The FDA is reporting today that Xanodyne Pharmaceuticals, Inc., the maker of Darvon and Darvocet, has agreed to withdraw the medication from the U.S. market at the request of the FDA. Darvon and Darvocet are the brand names of the prescription pain reliever propoxyphene. The generic manufacturers of propoxyphene have been notified of Xanodyne's decision and have been urged to voluntarily remove their products from the market as well.
According to the FDA press release out today, the FDA sought market withdrawal of propoxyphene after receiving new clinical data showing thatthe drug puts patients at risk of potentially serious or even fatal heart rhythm abnormalities. Based on this new clinical trial information, the FDA concluded that the risks outweighed the benefits of the drug.
The FDA has advised doctors and other healthcare providers to stop prescribing propoxyphene to their patients. The FDA is also advising patients who are currently taking the drug to contact their health care provider as soon as possible to discuss switching to another pain management therapy.

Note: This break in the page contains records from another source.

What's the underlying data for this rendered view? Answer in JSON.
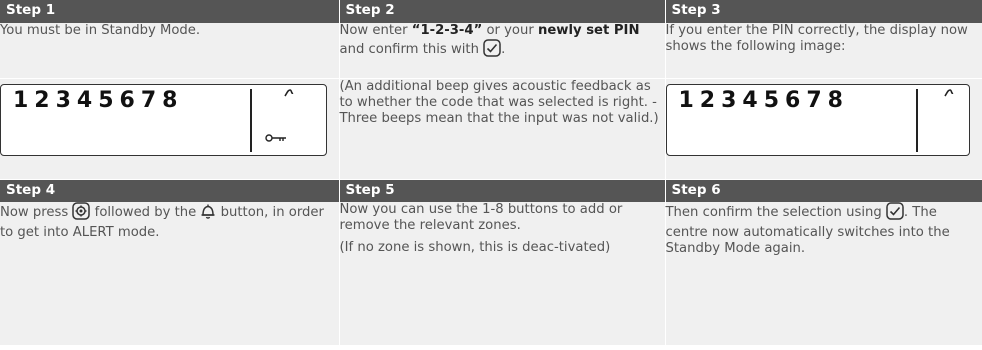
{
  "headers": [
    "Step  1",
    "Step  2",
    "Step 3",
    "Step  4",
    "Step  5",
    "Step 6"
  ],
  "step1": {
    "text": "You must be in Standby Mode.",
    "display_digits": "12345678"
  },
  "step2": {
    "pre": "Now enter ",
    "pin_default": "“1-2-3-4”",
    "mid": " or your ",
    "pin_new": "newly set PIN",
    "post": " and confirm this with",
    "end": ".",
    "note": "(An additional beep gives acoustic feedback as to whether the code that was selected is right. - Three beeps mean that the input was not valid.)"
  },
  "step3": {
    "text": "If you enter the PIN correctly, the display now shows the following image:",
    "display_digits": "12345678"
  },
  "step4": {
    "pre": "Now press",
    "mid": " followed by the",
    "post": " button, in order to get into ALERT mode."
  },
  "step5": {
    "text": "Now you can use the 1-8 buttons to add or remove the relevant zones.",
    "note": "(If no zone is shown, this is deac-tivated)"
  },
  "step6": {
    "pre": "Then confirm the selection using",
    "post": ". The centre now automatically switches into the Standby Mode again."
  },
  "icons": [
    "check-icon",
    "settings-icon",
    "bell-icon",
    "signal-icon",
    "key-icon"
  ]
}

According to the new data, even standard therapeutic doses of propoxyphene can be harmful to the heart. However, the changes to the heart's electrical activity are not cumulative. Once patients stop taking propoxyphene, the risk of injury will cease.

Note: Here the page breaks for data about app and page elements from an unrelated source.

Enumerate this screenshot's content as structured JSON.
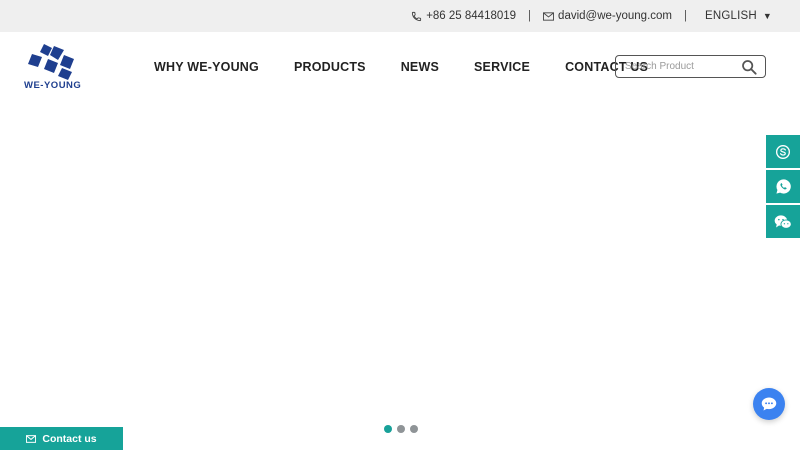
{
  "topbar": {
    "phone": "+86 25 84418019",
    "separator": "|",
    "email": "david@we-young.com",
    "language": "ENGLISH",
    "language_caret": "▼"
  },
  "header": {
    "logo_text": "WE-YOUNG",
    "nav": [
      {
        "label": "WHY WE-YOUNG"
      },
      {
        "label": "PRODUCTS"
      },
      {
        "label": "NEWS"
      },
      {
        "label": "SERVICE"
      },
      {
        "label": "CONTACT US"
      }
    ],
    "search": {
      "placeholder": "Search Product",
      "value": ""
    }
  },
  "social": [
    "skype-icon",
    "whatsapp-icon",
    "wechat-icon"
  ],
  "slider": {
    "dot_count": 3,
    "active_index": 0
  },
  "contact_tab": {
    "label": "Contact us"
  },
  "colors": {
    "accent": "#16a399",
    "logo_blue": "#1f3f8f",
    "chat_blue": "#3b82f0",
    "topbar_bg": "#efefef"
  }
}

Propoxyphene is an opioid used to treat mild to moderate pain. It was first approved by the FDA in 1957. Since 1978 the FDA has received two requests to remove the drug from the market citing its potential to damage the heart. Up until now, the FDA had determined that the benefits provided by the pain reliever outweighed its risks.